**Data to process:**
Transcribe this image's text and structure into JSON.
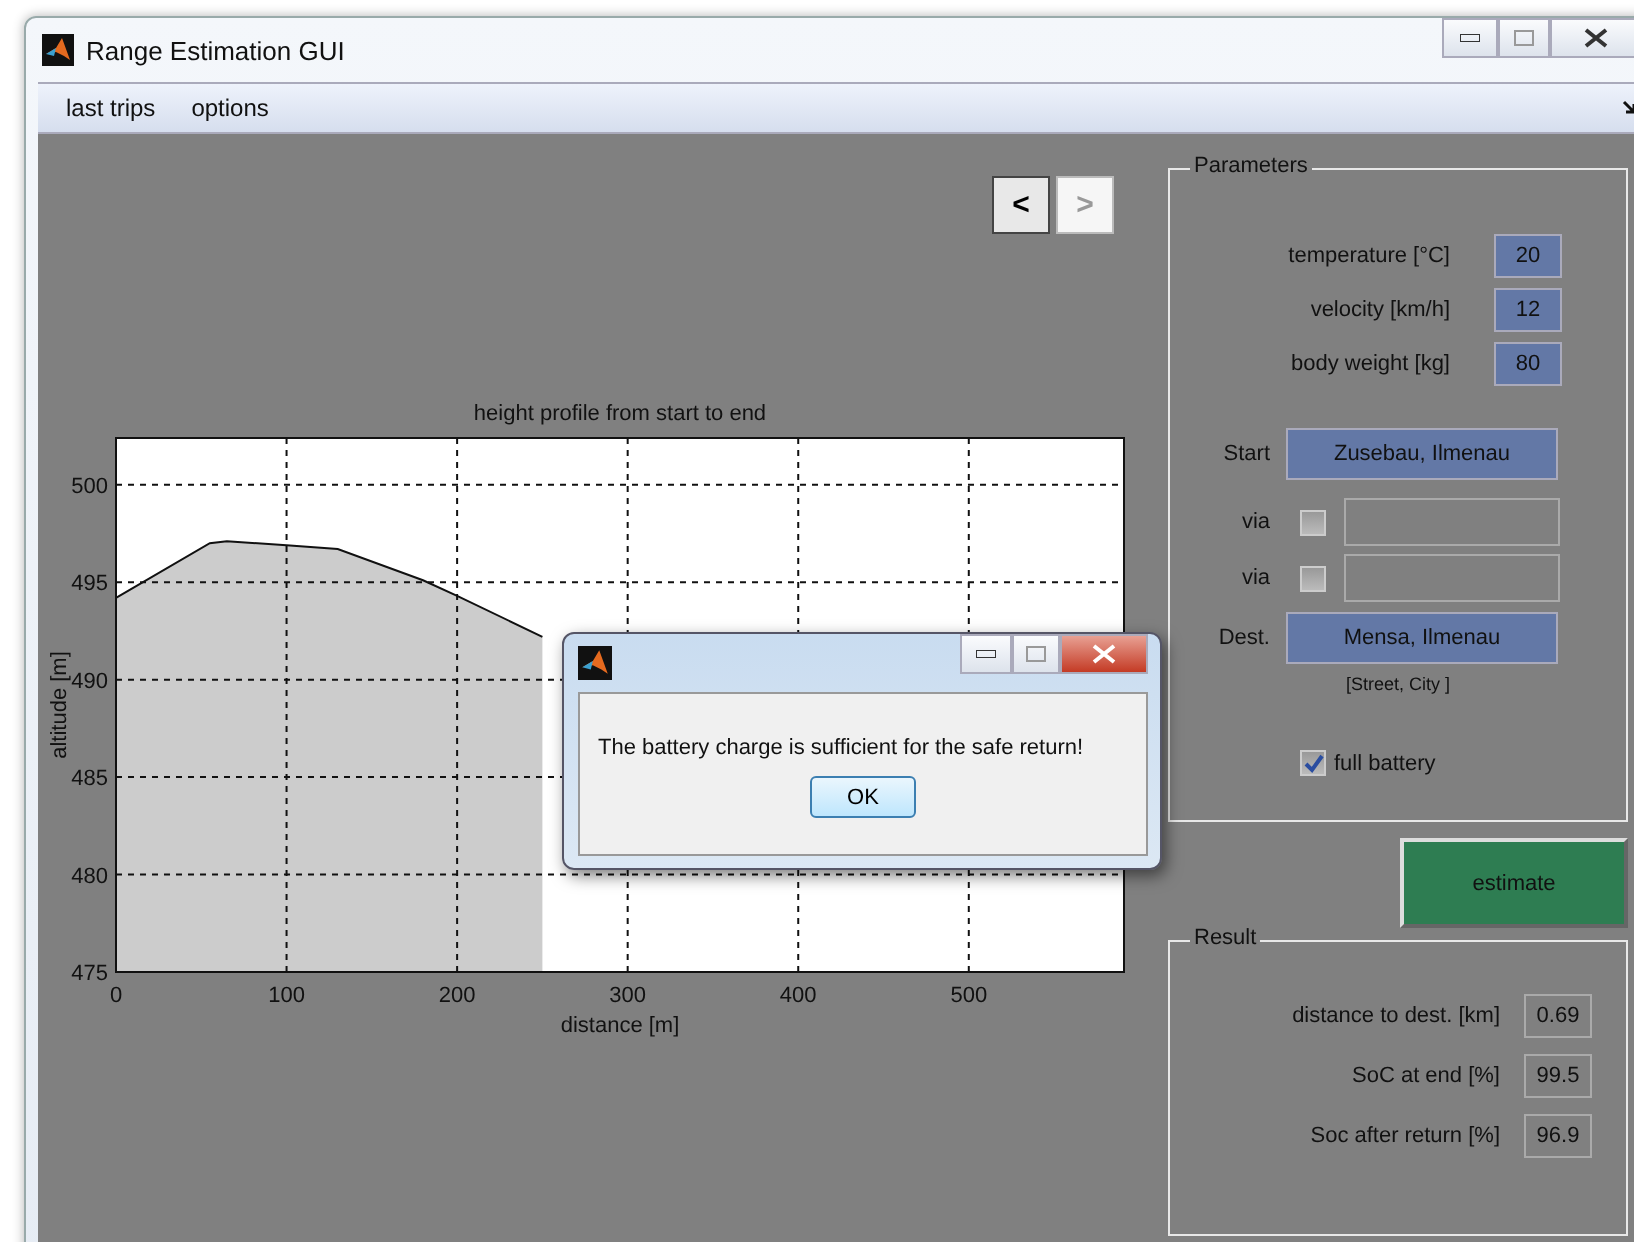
{
  "window": {
    "title": "Range Estimation GUI"
  },
  "menu": [
    "last trips",
    "options"
  ],
  "nav_buttons": [
    {
      "label": "<",
      "selected": true
    },
    {
      "label": ">",
      "selected": false
    }
  ],
  "chart": {
    "chart_data": {
      "type": "area",
      "title": "height profile from start to end",
      "xlabel": "distance [m]",
      "ylabel": "altitude [m]",
      "x": [
        0,
        55,
        65,
        100,
        130,
        180,
        200,
        250
      ],
      "series": [
        {
          "color": "#cccccc",
          "values": [
            494.2,
            497,
            497.1,
            496.9,
            496.7,
            495.1,
            494.3,
            492.2
          ]
        }
      ],
      "grid": true,
      "xlim": [
        0,
        591
      ],
      "ylim": [
        475,
        502.4
      ],
      "xticks": [
        0,
        100,
        200,
        300,
        400,
        500
      ],
      "yticks": [
        475,
        480,
        485,
        490,
        495,
        500
      ]
    }
  },
  "parameters": {
    "title": "Parameters",
    "fields": [
      {
        "label": "temperature [°C]",
        "value": "20"
      },
      {
        "label": "velocity [km/h]",
        "value": "12"
      },
      {
        "label": "body weight [kg]",
        "value": "80"
      }
    ],
    "route": [
      {
        "kind": "start",
        "label": "Start",
        "value": "Zusebau, Ilmenau"
      },
      {
        "kind": "via",
        "label": "via",
        "checked": false
      },
      {
        "kind": "via",
        "label": "via",
        "checked": false
      },
      {
        "kind": "dest",
        "label": "Dest.",
        "value": "Mensa, Ilmenau"
      }
    ],
    "hint": "[Street, City ]",
    "full_battery": {
      "label": "full battery",
      "checked": true
    }
  },
  "estimate_button": "estimate",
  "result": {
    "title": "Result",
    "rows": [
      {
        "label": "distance to dest. [km]",
        "value": "0.69"
      },
      {
        "label": "SoC at end [%]",
        "value": "99.5"
      },
      {
        "label": "Soc after return [%]",
        "value": "96.9"
      }
    ]
  },
  "dialog": {
    "message": "The battery charge is sufficient for the safe return!",
    "button": "OK"
  }
}
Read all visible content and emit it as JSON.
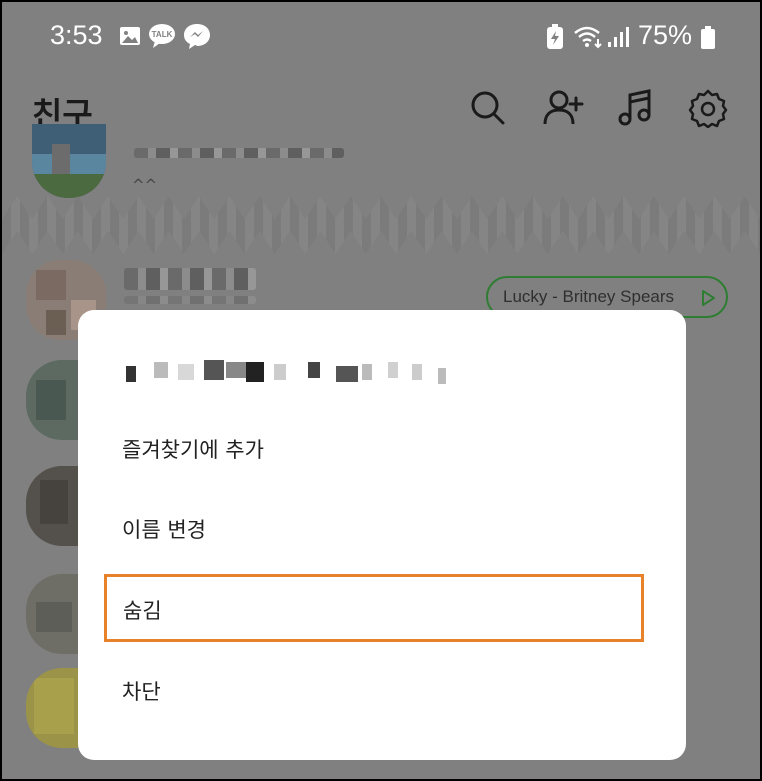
{
  "status_bar": {
    "time": "3:53",
    "battery": "75%",
    "left_icons": [
      "image-icon",
      "kakaotalk-talk-icon",
      "messenger-icon"
    ],
    "right_icons": [
      "battery-saver-icon",
      "wifi-icon",
      "signal-icon",
      "battery-icon"
    ],
    "talk_badge": "TALK"
  },
  "header": {
    "title": "친구",
    "icons": [
      "search-icon",
      "add-friend-icon",
      "music-icon",
      "settings-icon"
    ]
  },
  "friend_list": {
    "first_item_status": "^^",
    "music_pill": "Lucky - Britney Spears"
  },
  "context_menu": {
    "items": [
      {
        "label": "즐겨찾기에 추가"
      },
      {
        "label": "이름 변경"
      },
      {
        "label": "숨김",
        "highlighted": true
      },
      {
        "label": "차단"
      }
    ]
  },
  "colors": {
    "overlay": "#808080",
    "accent_green": "#2e7d32",
    "highlight": "#e8822a",
    "highlight_fill": "#f8c98a"
  }
}
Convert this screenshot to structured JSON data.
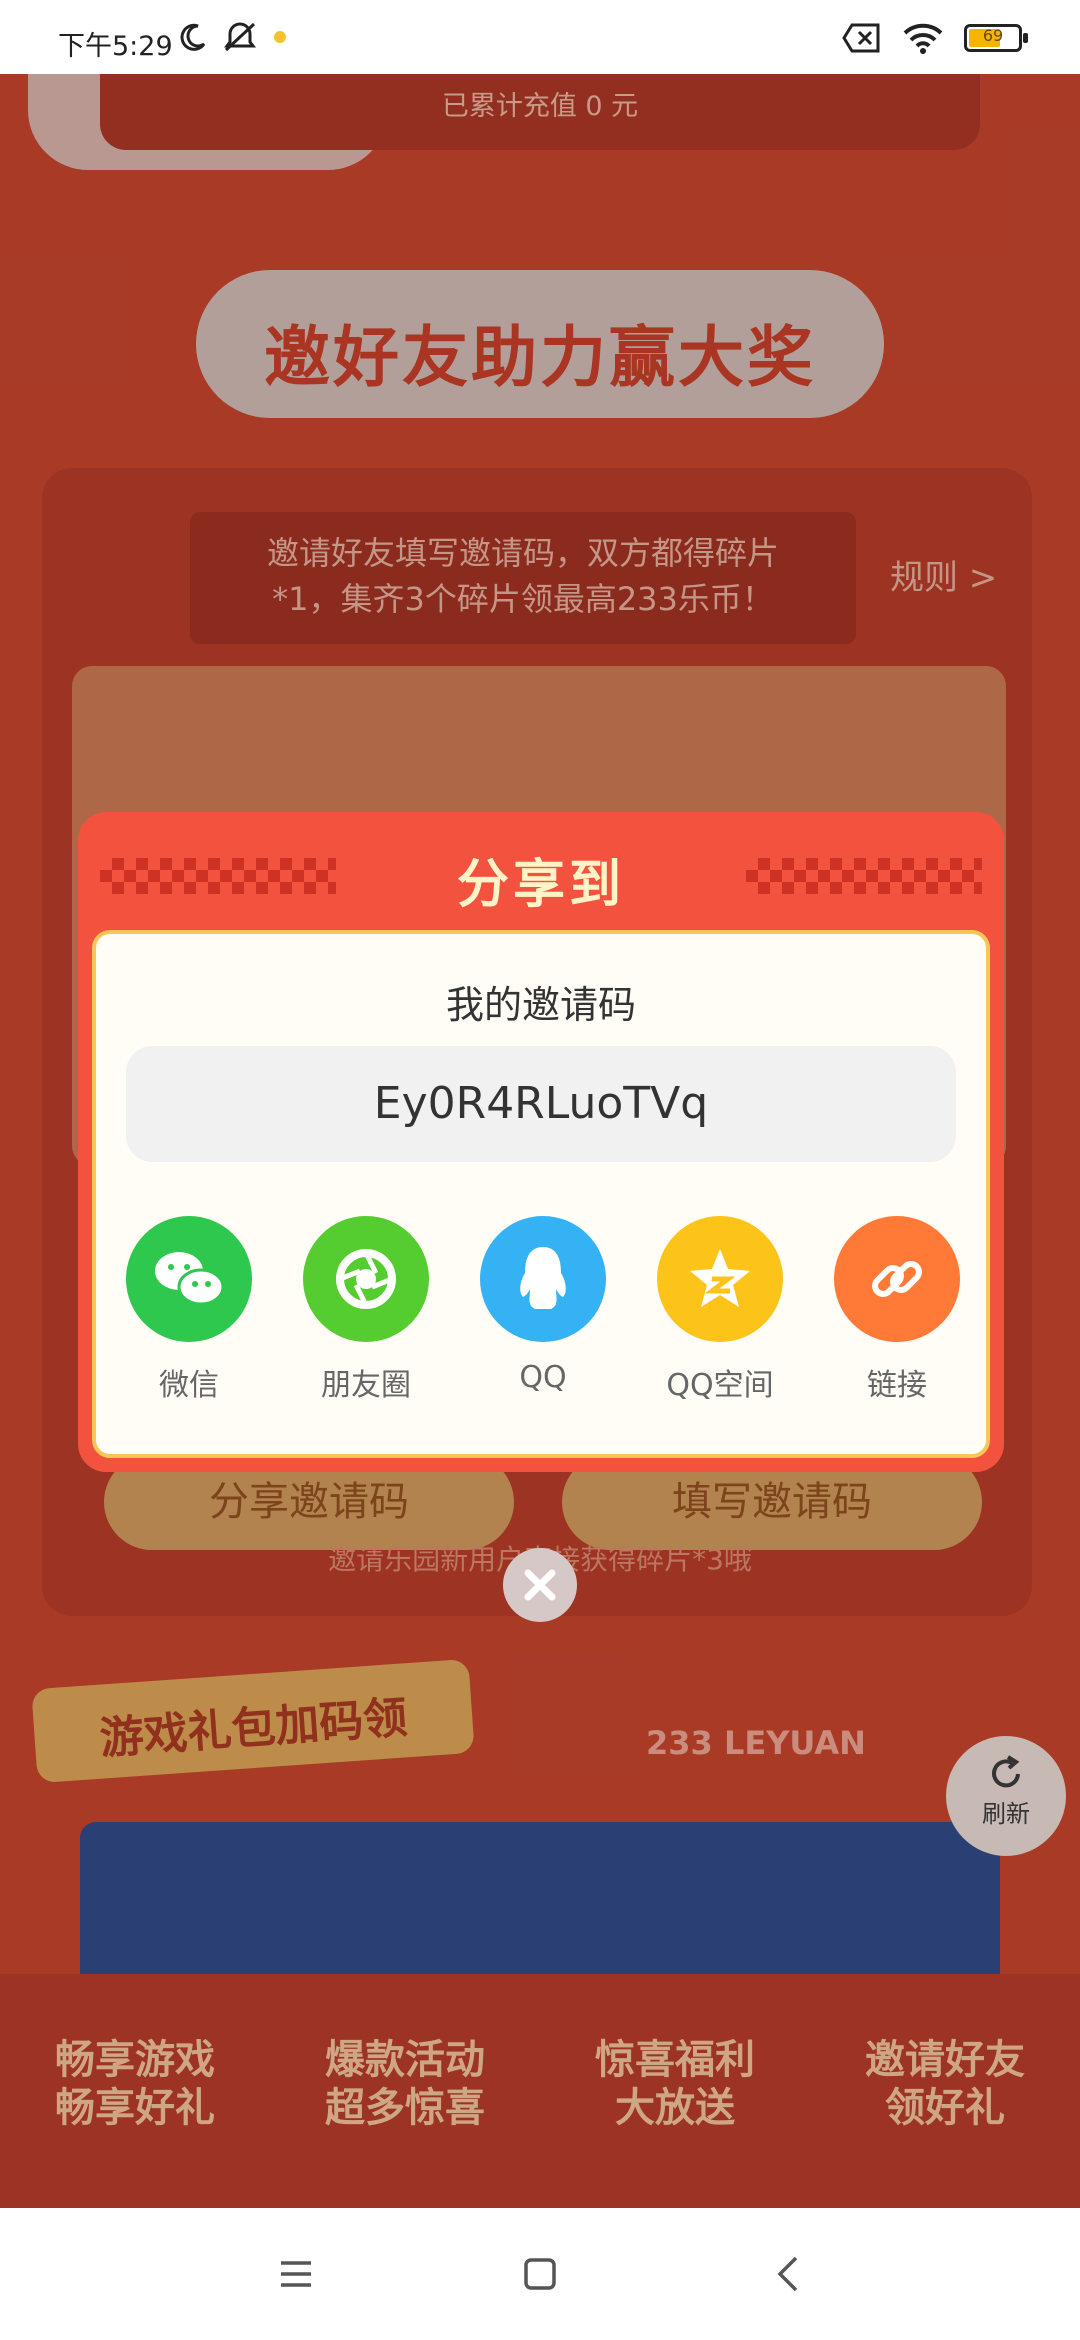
{
  "status_bar": {
    "time": "下午5:29",
    "battery_level": "69"
  },
  "page": {
    "recharge_text": "已累计充值 0 元",
    "section_title": "邀好友助力赢大奖",
    "invite_desc_line1": "邀请好友填写邀请码，双方都得碎片",
    "invite_desc_line2": "*1，集齐3个碎片领最高233乐币！",
    "rules_link": "规则 >",
    "bg_share_button": "分享邀请码",
    "bg_fill_button": "填写邀请码",
    "bg_footer_text": "邀请乐园新用户直接获得碎片*3哦",
    "gift_tag": "游戏礼包加码领",
    "leyuan_text": "233 LEYUAN",
    "refresh_label": "刷新",
    "bottom_labels": [
      {
        "line1": "畅享游戏",
        "line2": "畅享好礼"
      },
      {
        "line1": "爆款活动",
        "line2": "超多惊喜"
      },
      {
        "line1": "惊喜福利",
        "line2": "大放送"
      },
      {
        "line1": "邀请好友",
        "line2": "领好礼"
      }
    ]
  },
  "modal": {
    "title": "分享到",
    "code_label": "我的邀请码",
    "invite_code": "Ey0R4RLuoTVq",
    "share_targets": [
      {
        "label": "微信",
        "icon": "wechat-icon",
        "color": "#2dc84d"
      },
      {
        "label": "朋友圈",
        "icon": "moments-icon",
        "color": "#55cc2f"
      },
      {
        "label": "QQ",
        "icon": "qq-icon",
        "color": "#35b2f3"
      },
      {
        "label": "QQ空间",
        "icon": "qzone-icon",
        "color": "#fcc419"
      },
      {
        "label": "链接",
        "icon": "link-icon",
        "color": "#ff7a36"
      }
    ]
  },
  "colors": {
    "modal_header": "#f3533e",
    "modal_border": "#f6c659"
  }
}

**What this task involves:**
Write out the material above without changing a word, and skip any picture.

**Response for this exercise:**
Transcribe this image's text and structure into JSON.
{
  "window": {
    "title": "Range Estimation GUI"
  },
  "menu": [
    "last trips",
    "options"
  ],
  "nav_buttons": [
    {
      "label": "<",
      "selected": true
    },
    {
      "label": ">",
      "selected": false
    }
  ],
  "chart": {
    "chart_data": {
      "type": "area",
      "title": "height profile from start to end",
      "xlabel": "distance [m]",
      "ylabel": "altitude [m]",
      "x": [
        0,
        55,
        65,
        100,
        130,
        180,
        200,
        250
      ],
      "series": [
        {
          "color": "#cccccc",
          "values": [
            494.2,
            497,
            497.1,
            496.9,
            496.7,
            495.1,
            494.3,
            492.2
          ]
        }
      ],
      "grid": true,
      "xlim": [
        0,
        591
      ],
      "ylim": [
        475,
        502.4
      ],
      "xticks": [
        0,
        100,
        200,
        300,
        400,
        500
      ],
      "yticks": [
        475,
        480,
        485,
        490,
        495,
        500
      ]
    }
  },
  "parameters": {
    "title": "Parameters",
    "fields": [
      {
        "label": "temperature [°C]",
        "value": "20"
      },
      {
        "label": "velocity [km/h]",
        "value": "12"
      },
      {
        "label": "body weight [kg]",
        "value": "80"
      }
    ],
    "route": [
      {
        "kind": "start",
        "label": "Start",
        "value": "Zusebau, Ilmenau"
      },
      {
        "kind": "via",
        "label": "via",
        "checked": false
      },
      {
        "kind": "via",
        "label": "via",
        "checked": false
      },
      {
        "kind": "dest",
        "label": "Dest.",
        "value": "Mensa, Ilmenau"
      }
    ],
    "hint": "[Street, City ]",
    "full_battery": {
      "label": "full battery",
      "checked": true
    }
  },
  "estimate_button": "estimate",
  "result": {
    "title": "Result",
    "rows": [
      {
        "label": "distance to dest. [km]",
        "value": "0.69"
      },
      {
        "label": "SoC at end [%]",
        "value": "99.5"
      },
      {
        "label": "Soc after return [%]",
        "value": "96.9"
      }
    ]
  },
  "dialog": {
    "message": "The battery charge is sufficient for the safe return!",
    "button": "OK"
  }
}
Read all visible content and emit it as JSON.
{
  "status_bar": {
    "time": "3:53",
    "battery": "75%",
    "left_icons": [
      "image-icon",
      "kakaotalk-talk-icon",
      "messenger-icon"
    ],
    "right_icons": [
      "battery-saver-icon",
      "wifi-icon",
      "signal-icon",
      "battery-icon"
    ],
    "talk_badge": "TALK"
  },
  "header": {
    "title": "친구",
    "icons": [
      "search-icon",
      "add-friend-icon",
      "music-icon",
      "settings-icon"
    ]
  },
  "friend_list": {
    "first_item_status": "^^",
    "music_pill": "Lucky - Britney Spears"
  },
  "context_menu": {
    "items": [
      {
        "label": "즐겨찾기에 추가"
      },
      {
        "label": "이름 변경"
      },
      {
        "label": "숨김",
        "highlighted": true
      },
      {
        "label": "차단"
      }
    ]
  },
  "colors": {
    "overlay": "#808080",
    "accent_green": "#2e7d32",
    "highlight": "#e8822a",
    "highlight_fill": "#f8c98a"
  }
}
Convert this screenshot to structured JSON data.
{
  "status_bar": {
    "time": "下午5:29",
    "battery_level": "69"
  },
  "page": {
    "recharge_text": "已累计充值 0 元",
    "section_title": "邀好友助力赢大奖",
    "invite_desc_line1": "邀请好友填写邀请码，双方都得碎片",
    "invite_desc_line2": "*1，集齐3个碎片领最高233乐币！",
    "rules_link": "规则 >",
    "bg_share_button": "分享邀请码",
    "bg_fill_button": "填写邀请码",
    "bg_footer_text": "邀请乐园新用户直接获得碎片*3哦",
    "gift_tag": "游戏礼包加码领",
    "leyuan_text": "233 LEYUAN",
    "refresh_label": "刷新",
    "bottom_labels": [
      {
        "line1": "畅享游戏",
        "line2": "畅享好礼"
      },
      {
        "line1": "爆款活动",
        "line2": "超多惊喜"
      },
      {
        "line1": "惊喜福利",
        "line2": "大放送"
      },
      {
        "line1": "邀请好友",
        "line2": "领好礼"
      }
    ]
  },
  "modal": {
    "title": "分享到",
    "code_label": "我的邀请码",
    "invite_code": "Ey0R4RLuoTVq",
    "share_targets": [
      {
        "label": "微信",
        "icon": "wechat-icon",
        "color": "#2dc84d"
      },
      {
        "label": "朋友圈",
        "icon": "moments-icon",
        "color": "#55cc2f"
      },
      {
        "label": "QQ",
        "icon": "qq-icon",
        "color": "#35b2f3"
      },
      {
        "label": "QQ空间",
        "icon": "qzone-icon",
        "color": "#fcc419"
      },
      {
        "label": "链接",
        "icon": "link-icon",
        "color": "#ff7a36"
      }
    ]
  },
  "colors": {
    "modal_header": "#f3533e",
    "modal_border": "#f6c659"
  }
}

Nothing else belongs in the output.